External requirements May be placed on both the product and the process Derived from the environment in which the system is developed External requirements are based on: application domain information organisational considerations the need for the system to work with other systems health and safety or data protection regulations or even basic natural laws such as the laws of physics
Examples of external requirements Medical data system The organisations data protection officer must certify that all data is maintained according to data protection legislation before the system is put into operation. Train protection system The time required to bring the train to a complete halt is computed using the following function: The deceleration of the train shall be taken as: train = control + gradient where:
External requirement example (contd.) gradient = 9.81 ms -2 * compensated gradient / alpha and where the values of 9.81 ms -2/ alpha are known for the different types of train. control is initialised at 0.8 ms -2 - this value being parameterised in order to remain adjustable. The illustrates an example of the trains deceleration by using the parabolas derived from the above formula where there is a change in gradient before the (predicted) stopping point of the train.
External requirement example (contd.)
The first of the the requirements described comes from the need for the system to conform to data protection legislation The second comes from the application domain and is a specification of the physical braking characteristics of a train. External requirements rarely have the form the system shall... or the system shall not.... Rather, they are descriptions of the systems environment which must be taken into account.
Deriving NFRs NFRs are difficult to express A number of important issues contribute to the problem of expressing non-functional requirements: Certain constraints are related to the design solution that is unknown at the requirements stage Certain constraints, are highly subjective and can only be determined through complex empirical evaluations Non-functional requirements tend to be related to one or more functional requirements Non-functional requirements tend to conflict and contradict There are no universal rules and guidelines for determining when non-functional requirements are optimally met.
Stakeholder concerns Stakeholders normally have a number of concerns Concerns are typically non-functional Examples include: Critical business objectives Essential system characteristics (e.g. security) Safety, performance, functionality and maintainability Vaguely defined user concerns may be related to NFRs
Relationships between user needs, concerns and NFRs
Concerns A way of expressing critical holistic requirements Concerns may be broken down into sub- concerns and finally into specific questions Questions act as a check list to ensure that specific requirements do not conflict with global priorities
Goal-based derivation Relates non-functional requirements to the goals of the enterprise Goal-based NFR derivation is a 3 step approach: Identify the enterprise goal Decompose of the goal into sub-goals Identify non-functional requirements.

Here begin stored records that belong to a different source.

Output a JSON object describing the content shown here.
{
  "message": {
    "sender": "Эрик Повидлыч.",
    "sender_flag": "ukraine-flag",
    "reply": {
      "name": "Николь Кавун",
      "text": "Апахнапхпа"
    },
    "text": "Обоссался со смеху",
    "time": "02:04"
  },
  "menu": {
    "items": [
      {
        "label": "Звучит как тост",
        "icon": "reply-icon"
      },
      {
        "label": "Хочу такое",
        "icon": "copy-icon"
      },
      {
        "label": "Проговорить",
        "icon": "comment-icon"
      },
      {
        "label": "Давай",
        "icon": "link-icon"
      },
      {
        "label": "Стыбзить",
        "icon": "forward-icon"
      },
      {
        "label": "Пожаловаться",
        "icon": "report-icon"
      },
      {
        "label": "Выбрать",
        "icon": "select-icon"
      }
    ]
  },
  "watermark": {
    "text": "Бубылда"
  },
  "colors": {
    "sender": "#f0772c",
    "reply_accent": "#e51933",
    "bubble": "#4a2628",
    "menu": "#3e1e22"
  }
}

Example of goal-based derivation
Testable NFRs Stakeholders may have vague goals which cannot be expressed precisely Vague and imprecise requirements are problematic NFRs should satisfy two attributes Must be objective Must be testable (Use measurable metrics) It is not always possible to express NFRs objectively